Journalism, Sociology of the Media, Tatarstan, Crimea, Bourdieu, Censorshipp, New Censorship Theory, Self-Censorship
This article offers a preliminary analysis of a comparative study of journalistic fields in contemporary Tatarstan and Crimea. This analysis allows us to see how the boundaries of what can be said are established in two different regions of Russia that differ by degree of autonomy from their de facto federal center and by degree of regional involvement in geopolitical conflicts. The article investigates how the state sanctions certain media outlets and journalists and how these sanctions can differ by region and bring about varying adaptation strategies among journalists who are affected. The primary focus of the article is on adaptation strategies in the form of self-censorship. Drawing on 70 qualitative interviews conducted in Tatarstan and Crimea (after Russia’s annexation of the peninsula), the article shows that in the journalistic fields of more autonomous regions that are not involved in conflict journalists value social capital more than other forms of capital. This means that personal connections among people are important for a journalist to become successful, and in these cases journalists are prone to drawing a distinct line between their “private transcripts” and “public transcripts,” to use the words of James C. Scott. In regions that are relatively less autonomous and are embroiled in conflict, symbolic capital, or the capital of esteem and legitimacy of those on the top of the power hierarchy, plays a relatively more important role.
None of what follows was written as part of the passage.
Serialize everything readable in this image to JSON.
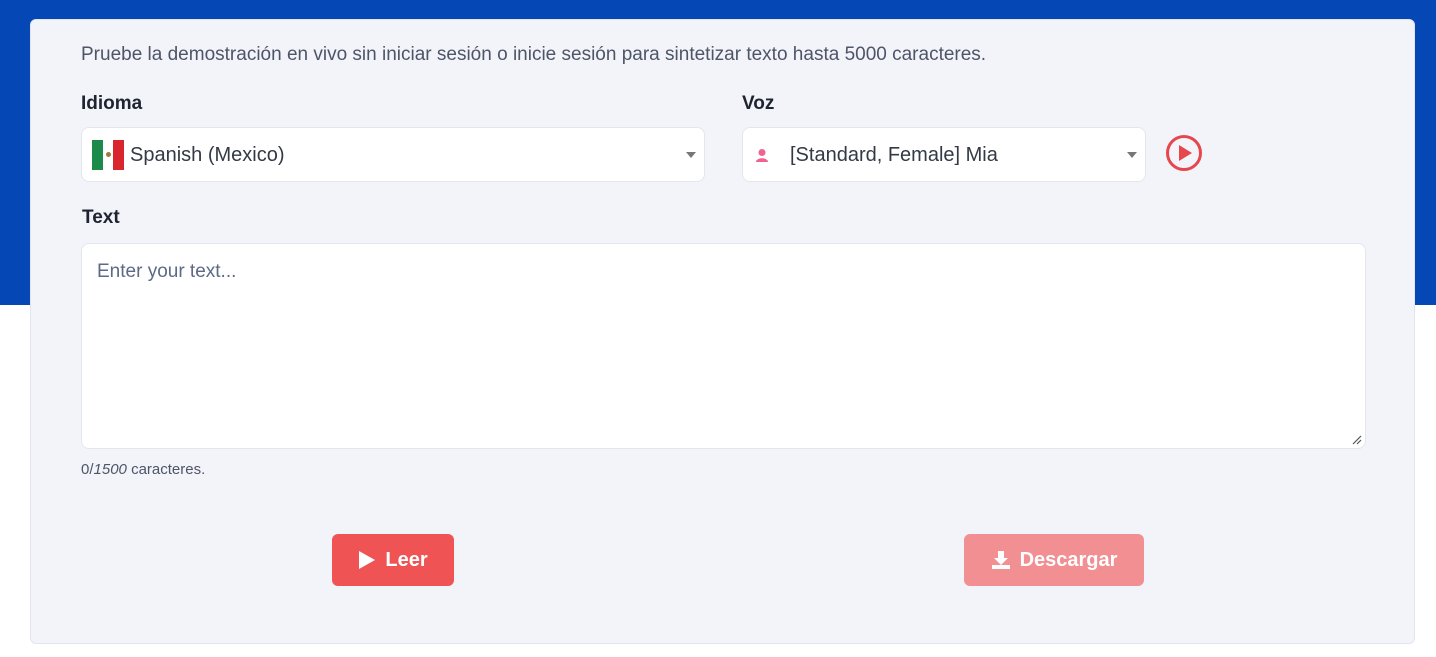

In this situation journalists employ a strategy of “mobilizational self-censorship” in their journalistic work, but due to the smaller role of social capital they do not self-censor outside of the workplace.
Article in Russian